Task directions:
Copy every line from the records below that carries the word "part".

--- Task inputs Enclosed Below ---

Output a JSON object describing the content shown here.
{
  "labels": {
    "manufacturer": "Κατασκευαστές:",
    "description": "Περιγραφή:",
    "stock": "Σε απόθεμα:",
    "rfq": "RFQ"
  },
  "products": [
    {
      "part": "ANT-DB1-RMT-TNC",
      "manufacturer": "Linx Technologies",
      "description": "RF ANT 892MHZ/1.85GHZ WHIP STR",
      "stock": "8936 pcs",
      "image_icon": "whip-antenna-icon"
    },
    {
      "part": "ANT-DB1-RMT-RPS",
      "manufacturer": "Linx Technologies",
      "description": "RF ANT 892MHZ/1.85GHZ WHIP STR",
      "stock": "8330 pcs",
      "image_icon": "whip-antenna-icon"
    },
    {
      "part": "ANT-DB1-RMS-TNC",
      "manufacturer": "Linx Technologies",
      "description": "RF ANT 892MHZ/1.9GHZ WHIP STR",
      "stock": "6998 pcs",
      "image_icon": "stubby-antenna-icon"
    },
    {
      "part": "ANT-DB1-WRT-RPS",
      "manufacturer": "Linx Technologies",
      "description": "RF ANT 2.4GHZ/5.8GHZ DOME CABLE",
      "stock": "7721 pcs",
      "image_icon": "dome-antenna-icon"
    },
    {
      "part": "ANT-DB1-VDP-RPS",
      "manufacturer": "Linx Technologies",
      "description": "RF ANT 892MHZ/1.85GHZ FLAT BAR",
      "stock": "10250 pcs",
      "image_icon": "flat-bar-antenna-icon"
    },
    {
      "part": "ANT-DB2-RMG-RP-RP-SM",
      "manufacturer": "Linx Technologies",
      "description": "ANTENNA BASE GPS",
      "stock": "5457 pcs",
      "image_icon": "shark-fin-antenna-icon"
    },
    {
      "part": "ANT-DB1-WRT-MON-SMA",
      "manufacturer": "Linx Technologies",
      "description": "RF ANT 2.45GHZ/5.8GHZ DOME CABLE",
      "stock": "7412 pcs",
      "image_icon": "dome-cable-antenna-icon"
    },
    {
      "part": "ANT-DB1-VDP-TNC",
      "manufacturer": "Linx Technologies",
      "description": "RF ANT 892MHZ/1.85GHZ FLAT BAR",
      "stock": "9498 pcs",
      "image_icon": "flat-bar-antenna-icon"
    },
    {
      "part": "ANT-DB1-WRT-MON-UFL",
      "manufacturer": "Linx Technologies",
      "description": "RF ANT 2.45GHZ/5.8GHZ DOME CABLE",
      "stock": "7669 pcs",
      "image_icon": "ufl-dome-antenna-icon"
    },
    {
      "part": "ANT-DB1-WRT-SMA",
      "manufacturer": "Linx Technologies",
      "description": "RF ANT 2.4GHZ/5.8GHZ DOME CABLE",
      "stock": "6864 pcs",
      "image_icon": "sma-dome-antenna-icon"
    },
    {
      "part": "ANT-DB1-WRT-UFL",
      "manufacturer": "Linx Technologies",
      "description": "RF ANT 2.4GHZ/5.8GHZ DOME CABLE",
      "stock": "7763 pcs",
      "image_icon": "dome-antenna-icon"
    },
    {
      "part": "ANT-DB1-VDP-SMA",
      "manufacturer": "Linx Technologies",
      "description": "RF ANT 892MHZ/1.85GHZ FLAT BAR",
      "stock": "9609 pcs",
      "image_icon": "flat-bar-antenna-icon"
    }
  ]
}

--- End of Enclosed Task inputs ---

Problem solution:
      "part": "ANT-DB1-RMT-TNC",
      "part": "ANT-DB1-RMT-RPS",
      "part": "ANT-DB1-RMS-TNC",
      "part": "ANT-DB1-WRT-RPS",
      "part": "ANT-DB1-VDP-RPS",
      "part": "ANT-DB2-RMG-RP-RP-SM",
      "part": "ANT-DB1-WRT-MON-SMA",
      "part": "ANT-DB1-VDP-TNC",
      "part": "ANT-DB1-WRT-MON-UFL",
      "part": "ANT-DB1-WRT-SMA",
      "part": "ANT-DB1-WRT-UFL",
      "part": "ANT-DB1-VDP-SMA",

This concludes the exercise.